What you have to do:
For each line in the data below that holds "Weekly", return a copy.

--- --- ---

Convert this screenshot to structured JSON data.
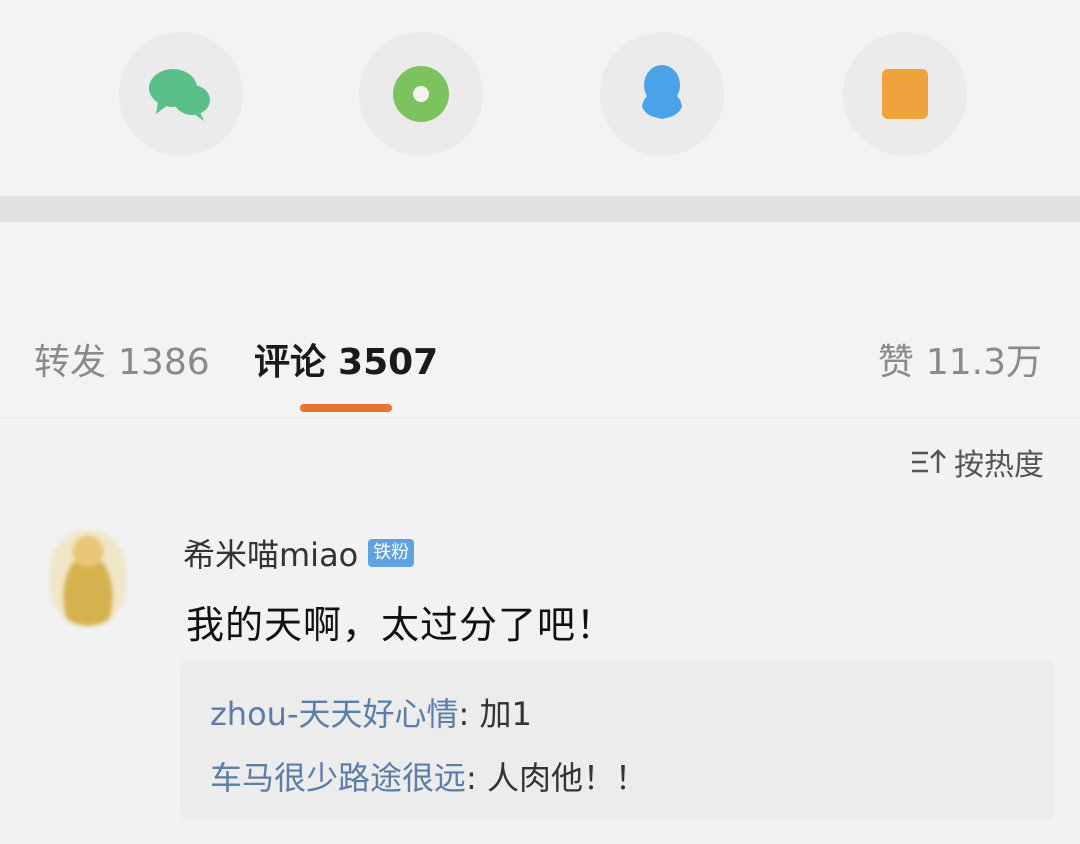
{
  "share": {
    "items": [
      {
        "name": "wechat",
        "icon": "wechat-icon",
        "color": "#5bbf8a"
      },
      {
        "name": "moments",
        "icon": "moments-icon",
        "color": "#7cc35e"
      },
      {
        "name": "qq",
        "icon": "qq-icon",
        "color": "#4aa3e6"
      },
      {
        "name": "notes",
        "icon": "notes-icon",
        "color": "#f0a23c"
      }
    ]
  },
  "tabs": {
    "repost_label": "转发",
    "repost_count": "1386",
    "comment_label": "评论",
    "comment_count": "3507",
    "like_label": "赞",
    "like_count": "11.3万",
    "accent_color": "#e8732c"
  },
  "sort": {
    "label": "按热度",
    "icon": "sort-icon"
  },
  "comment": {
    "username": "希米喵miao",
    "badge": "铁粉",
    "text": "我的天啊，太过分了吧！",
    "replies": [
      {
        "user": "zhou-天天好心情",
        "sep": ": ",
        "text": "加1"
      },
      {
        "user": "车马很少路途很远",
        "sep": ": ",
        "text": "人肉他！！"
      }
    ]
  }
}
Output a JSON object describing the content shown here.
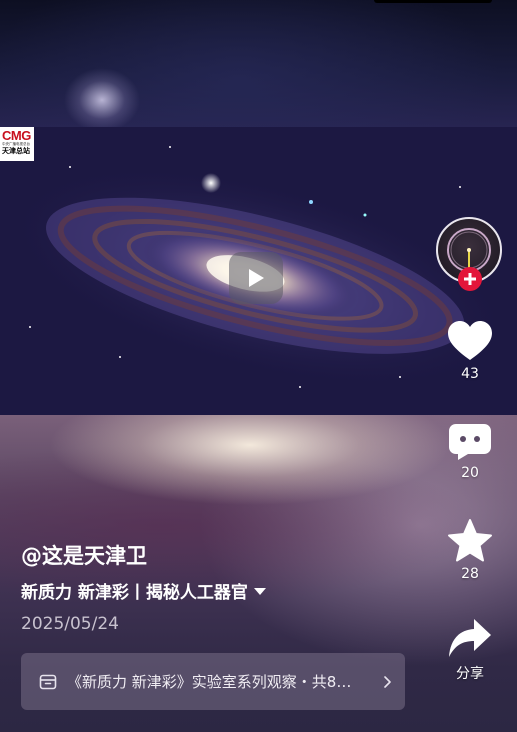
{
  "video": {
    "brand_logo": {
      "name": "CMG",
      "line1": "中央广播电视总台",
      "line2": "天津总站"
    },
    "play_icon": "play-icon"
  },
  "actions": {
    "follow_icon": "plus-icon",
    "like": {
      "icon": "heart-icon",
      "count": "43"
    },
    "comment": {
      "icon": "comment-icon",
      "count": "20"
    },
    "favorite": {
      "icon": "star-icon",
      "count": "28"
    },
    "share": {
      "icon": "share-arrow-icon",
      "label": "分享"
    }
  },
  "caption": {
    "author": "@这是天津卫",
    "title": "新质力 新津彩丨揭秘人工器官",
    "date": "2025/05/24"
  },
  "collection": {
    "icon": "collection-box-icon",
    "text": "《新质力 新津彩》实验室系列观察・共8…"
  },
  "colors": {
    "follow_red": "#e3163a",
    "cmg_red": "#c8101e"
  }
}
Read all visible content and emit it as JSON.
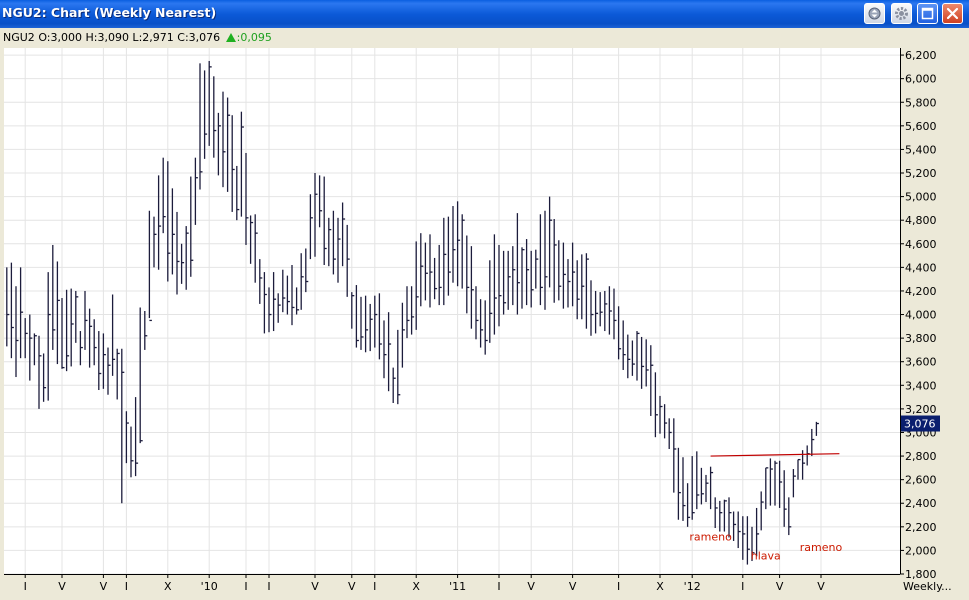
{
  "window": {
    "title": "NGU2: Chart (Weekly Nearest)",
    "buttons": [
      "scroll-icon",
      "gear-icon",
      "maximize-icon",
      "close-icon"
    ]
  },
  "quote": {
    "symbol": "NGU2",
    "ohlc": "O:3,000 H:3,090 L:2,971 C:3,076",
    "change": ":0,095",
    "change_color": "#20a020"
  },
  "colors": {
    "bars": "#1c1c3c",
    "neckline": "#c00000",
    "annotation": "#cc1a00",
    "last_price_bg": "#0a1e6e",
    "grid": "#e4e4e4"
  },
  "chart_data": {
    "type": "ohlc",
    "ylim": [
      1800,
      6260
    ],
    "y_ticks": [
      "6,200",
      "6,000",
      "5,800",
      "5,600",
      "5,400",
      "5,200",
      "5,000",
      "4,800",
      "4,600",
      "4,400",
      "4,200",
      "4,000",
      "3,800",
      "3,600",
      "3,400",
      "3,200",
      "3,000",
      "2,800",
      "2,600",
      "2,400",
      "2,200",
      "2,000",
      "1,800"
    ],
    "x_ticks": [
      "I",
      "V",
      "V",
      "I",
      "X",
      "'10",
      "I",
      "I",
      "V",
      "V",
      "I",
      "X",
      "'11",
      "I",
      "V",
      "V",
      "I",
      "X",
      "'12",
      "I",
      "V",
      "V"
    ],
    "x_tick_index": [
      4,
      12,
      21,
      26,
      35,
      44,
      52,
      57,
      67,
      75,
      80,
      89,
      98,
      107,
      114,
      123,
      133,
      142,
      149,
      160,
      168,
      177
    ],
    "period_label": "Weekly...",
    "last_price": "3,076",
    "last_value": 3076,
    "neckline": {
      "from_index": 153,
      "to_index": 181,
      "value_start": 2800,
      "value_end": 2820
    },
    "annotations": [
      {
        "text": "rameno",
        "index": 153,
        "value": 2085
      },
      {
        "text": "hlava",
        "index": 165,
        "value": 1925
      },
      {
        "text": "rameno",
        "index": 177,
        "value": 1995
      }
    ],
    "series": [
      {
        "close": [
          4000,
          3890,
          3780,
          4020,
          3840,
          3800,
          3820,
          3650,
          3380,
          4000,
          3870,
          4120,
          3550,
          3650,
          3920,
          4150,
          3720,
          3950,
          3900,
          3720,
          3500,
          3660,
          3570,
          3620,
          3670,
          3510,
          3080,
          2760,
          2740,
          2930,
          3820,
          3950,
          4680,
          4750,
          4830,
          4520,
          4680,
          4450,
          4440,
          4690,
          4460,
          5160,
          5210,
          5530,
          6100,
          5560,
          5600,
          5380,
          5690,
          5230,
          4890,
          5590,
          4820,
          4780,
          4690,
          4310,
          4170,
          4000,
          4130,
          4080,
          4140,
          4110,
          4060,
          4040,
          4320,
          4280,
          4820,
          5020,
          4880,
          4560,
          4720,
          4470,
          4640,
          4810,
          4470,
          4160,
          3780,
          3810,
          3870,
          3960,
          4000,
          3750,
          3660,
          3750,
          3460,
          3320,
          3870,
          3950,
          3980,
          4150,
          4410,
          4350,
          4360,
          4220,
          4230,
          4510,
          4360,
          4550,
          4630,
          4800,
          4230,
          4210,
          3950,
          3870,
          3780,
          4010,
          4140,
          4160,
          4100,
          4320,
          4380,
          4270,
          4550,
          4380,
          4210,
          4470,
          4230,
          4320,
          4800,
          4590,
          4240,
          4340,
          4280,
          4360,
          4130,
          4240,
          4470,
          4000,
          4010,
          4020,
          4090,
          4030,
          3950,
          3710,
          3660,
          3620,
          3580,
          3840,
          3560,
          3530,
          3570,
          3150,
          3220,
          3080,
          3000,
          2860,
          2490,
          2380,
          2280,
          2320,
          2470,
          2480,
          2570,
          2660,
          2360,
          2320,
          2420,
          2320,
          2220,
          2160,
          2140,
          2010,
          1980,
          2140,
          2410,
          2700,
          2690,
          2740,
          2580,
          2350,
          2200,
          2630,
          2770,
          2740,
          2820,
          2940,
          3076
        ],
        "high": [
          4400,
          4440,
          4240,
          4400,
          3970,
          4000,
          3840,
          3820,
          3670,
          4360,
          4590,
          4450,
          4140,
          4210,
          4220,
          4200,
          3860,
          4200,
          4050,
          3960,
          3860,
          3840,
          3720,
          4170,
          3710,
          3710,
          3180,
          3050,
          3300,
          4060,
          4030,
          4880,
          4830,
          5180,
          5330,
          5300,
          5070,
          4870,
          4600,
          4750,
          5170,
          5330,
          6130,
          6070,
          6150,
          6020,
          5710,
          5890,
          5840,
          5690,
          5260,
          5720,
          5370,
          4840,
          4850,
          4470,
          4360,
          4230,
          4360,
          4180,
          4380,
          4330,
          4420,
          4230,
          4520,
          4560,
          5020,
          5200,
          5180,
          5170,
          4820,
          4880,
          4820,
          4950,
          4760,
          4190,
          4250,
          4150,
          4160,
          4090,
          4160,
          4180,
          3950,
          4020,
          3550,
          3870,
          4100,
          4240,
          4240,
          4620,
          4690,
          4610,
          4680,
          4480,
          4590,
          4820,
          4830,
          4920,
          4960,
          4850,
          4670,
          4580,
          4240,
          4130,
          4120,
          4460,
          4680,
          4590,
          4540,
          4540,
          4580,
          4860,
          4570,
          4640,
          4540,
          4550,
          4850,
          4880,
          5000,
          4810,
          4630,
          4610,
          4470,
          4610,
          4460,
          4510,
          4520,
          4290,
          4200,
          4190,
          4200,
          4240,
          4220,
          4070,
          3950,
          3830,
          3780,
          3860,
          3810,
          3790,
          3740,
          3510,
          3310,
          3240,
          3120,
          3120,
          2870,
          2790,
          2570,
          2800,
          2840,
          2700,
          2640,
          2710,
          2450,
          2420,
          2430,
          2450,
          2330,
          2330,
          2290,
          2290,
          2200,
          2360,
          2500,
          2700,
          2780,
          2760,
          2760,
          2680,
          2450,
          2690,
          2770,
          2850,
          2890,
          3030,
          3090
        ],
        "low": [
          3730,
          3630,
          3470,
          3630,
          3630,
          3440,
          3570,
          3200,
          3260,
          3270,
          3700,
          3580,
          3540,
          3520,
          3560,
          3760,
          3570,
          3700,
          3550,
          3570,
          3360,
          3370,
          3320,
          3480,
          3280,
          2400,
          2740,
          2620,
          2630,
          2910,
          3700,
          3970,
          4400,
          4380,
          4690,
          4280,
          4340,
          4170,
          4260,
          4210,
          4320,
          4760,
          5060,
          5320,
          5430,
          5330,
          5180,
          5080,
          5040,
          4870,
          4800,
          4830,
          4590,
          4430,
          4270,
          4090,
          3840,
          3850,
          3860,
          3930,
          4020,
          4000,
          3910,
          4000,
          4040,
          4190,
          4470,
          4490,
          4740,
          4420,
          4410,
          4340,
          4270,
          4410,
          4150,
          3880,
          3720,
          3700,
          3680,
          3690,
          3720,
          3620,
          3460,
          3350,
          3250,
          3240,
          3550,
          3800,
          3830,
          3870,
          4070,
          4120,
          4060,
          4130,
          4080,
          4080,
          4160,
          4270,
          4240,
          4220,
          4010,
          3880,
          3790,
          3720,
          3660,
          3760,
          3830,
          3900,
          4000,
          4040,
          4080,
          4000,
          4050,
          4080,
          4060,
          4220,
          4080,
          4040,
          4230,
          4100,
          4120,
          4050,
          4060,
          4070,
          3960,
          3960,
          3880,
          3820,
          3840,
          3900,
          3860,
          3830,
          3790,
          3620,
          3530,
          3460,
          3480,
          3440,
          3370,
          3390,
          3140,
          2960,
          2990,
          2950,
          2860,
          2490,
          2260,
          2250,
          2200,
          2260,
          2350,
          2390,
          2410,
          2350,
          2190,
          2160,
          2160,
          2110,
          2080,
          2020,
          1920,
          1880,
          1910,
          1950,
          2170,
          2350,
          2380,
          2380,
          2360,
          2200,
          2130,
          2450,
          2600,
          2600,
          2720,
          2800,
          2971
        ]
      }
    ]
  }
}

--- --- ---

Solution to this task:
    "title": "NGU2: Chart (Weekly Nearest)",
    "period_label": "Weekly...",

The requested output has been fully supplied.